Recent advances in digital technology, both in research prototypes and commercial products, have introduced a plethora of multi-touch surfaces. Perhaps because most of these devices are flat, initially most of the interfaces designed for them were 2D in nature. However, on traditional surfaces, people frequently make use of the third dimension; for example, they pick up, turn over, stack, build, and otherwise manipulate objects on physical tables. Furthermore, they frequently use the visual cues made available by the third dimension, such as viewing the different sides of an object or scene, or hiding something underneath another object. In this talk, I address the research questions of both viewing and interacting with 3D virtual artefacts on digital surfaces.

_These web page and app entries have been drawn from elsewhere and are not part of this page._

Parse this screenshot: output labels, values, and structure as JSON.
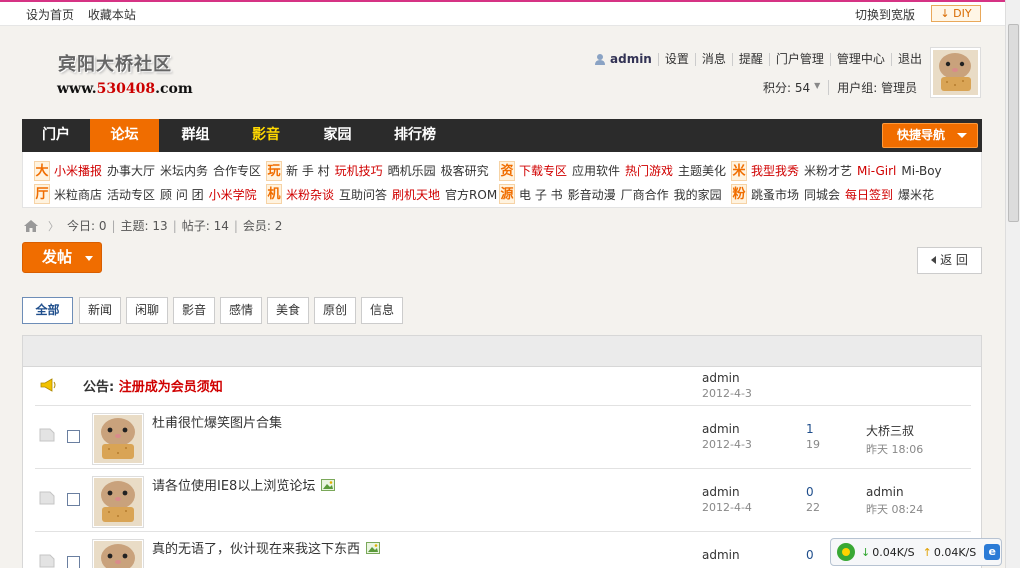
{
  "topbar": {
    "set_home": "设为首页",
    "bookmark": "收藏本站",
    "switch_wide": "切换到宽版",
    "diy": "DIY"
  },
  "header": {
    "site_name": "宾阳大桥社区",
    "domain_prefix": "www.",
    "domain_number": "530408",
    "domain_suffix": ".com"
  },
  "user": {
    "name": "admin",
    "links": [
      "设置",
      "消息",
      "提醒",
      "门户管理",
      "管理中心",
      "退出"
    ],
    "points_label": "积分: 54",
    "group_label": "用户组: 管理员"
  },
  "nav": {
    "items": [
      "门户",
      "论坛",
      "群组",
      "影音",
      "家园",
      "排行榜"
    ],
    "active": "论坛",
    "quick_nav": "快捷导航"
  },
  "subnav": {
    "groups": [
      {
        "badges": [
          "大",
          "厅"
        ],
        "row1": [
          {
            "t": "小米播报",
            "red": true
          },
          {
            "t": "办事大厅"
          },
          {
            "t": "米坛内务"
          },
          {
            "t": "合作专区"
          }
        ],
        "row2": [
          {
            "t": "米粒商店"
          },
          {
            "t": "活动专区"
          },
          {
            "t": "顾 问 团"
          },
          {
            "t": "小米学院",
            "red": true
          }
        ]
      },
      {
        "badges": [
          "玩",
          "机"
        ],
        "row1": [
          {
            "t": "新 手 村"
          },
          {
            "t": "玩机技巧",
            "red": true
          },
          {
            "t": "晒机乐园"
          },
          {
            "t": "极客研究"
          }
        ],
        "row2": [
          {
            "t": "米粉杂谈",
            "red": true
          },
          {
            "t": "互助问答"
          },
          {
            "t": "刷机天地",
            "red": true
          },
          {
            "t": "官方ROM"
          }
        ]
      },
      {
        "badges": [
          "资",
          "源"
        ],
        "row1": [
          {
            "t": "下载专区",
            "red": true
          },
          {
            "t": "应用软件"
          },
          {
            "t": "热门游戏",
            "red": true
          },
          {
            "t": "主题美化"
          }
        ],
        "row2": [
          {
            "t": "电 子 书"
          },
          {
            "t": "影音动漫"
          },
          {
            "t": "厂商合作"
          },
          {
            "t": "我的家园"
          }
        ]
      },
      {
        "badges": [
          "米",
          "粉"
        ],
        "row1": [
          {
            "t": "我型我秀",
            "red": true
          },
          {
            "t": "米粉才艺"
          },
          {
            "t": "Mi-Girl",
            "red": true
          },
          {
            "t": "Mi-Boy"
          }
        ],
        "row2": [
          {
            "t": "跳蚤市场"
          },
          {
            "t": "同城会"
          },
          {
            "t": "每日签到",
            "red": true
          },
          {
            "t": "爆米花"
          }
        ]
      }
    ]
  },
  "stats": {
    "today": "今日: 0",
    "topics": "主题: 13",
    "posts": "帖子: 14",
    "members": "会员: 2"
  },
  "actions": {
    "post": "发帖",
    "back": "返 回"
  },
  "categories": [
    "全部",
    "新闻",
    "闲聊",
    "影音",
    "感情",
    "美食",
    "原创",
    "信息"
  ],
  "announcement": {
    "prefix": "公告: ",
    "title": "注册成为会员须知",
    "author": "admin",
    "date": "2012-4-3"
  },
  "threads": [
    {
      "title": "杜甫很忙爆笑图片合集",
      "has_image": false,
      "author": "admin",
      "date": "2012-4-3",
      "replies": "1",
      "views": "19",
      "last_user": "大桥三叔",
      "last_time": "昨天 18:06"
    },
    {
      "title": "请各位使用IE8以上浏览论坛",
      "has_image": true,
      "author": "admin",
      "date": "2012-4-4",
      "replies": "0",
      "views": "22",
      "last_user": "admin",
      "last_time": "昨天 08:24"
    },
    {
      "title": "真的无语了，伙计现在来我这下东西",
      "has_image": true,
      "author": "admin",
      "date": "",
      "replies": "0",
      "views": "",
      "last_user": "",
      "last_time": ""
    }
  ],
  "speed": {
    "down": "0.04K/S",
    "up": "0.04K/S"
  },
  "colors": {
    "accent": "#f06d00",
    "nav_bg": "#2b2b2b",
    "link_red": "#d00000"
  }
}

I will discuss how multi-touch interaction can be designed to leverage people's understanding of the physical world. I will also describe an investigation of how multiple people perceive 3D information on large interactive displays. Further, I will describe a framework for the design of both the interaction and visual feedback of these 3D multi-touch interfaces.
Mark Hancock is currently an assistant professor at the University of Waterloo in Canada. He has been actively engaged in research on interactive tabletop displays. See his website at http://www.markhancock.ca/ for further information.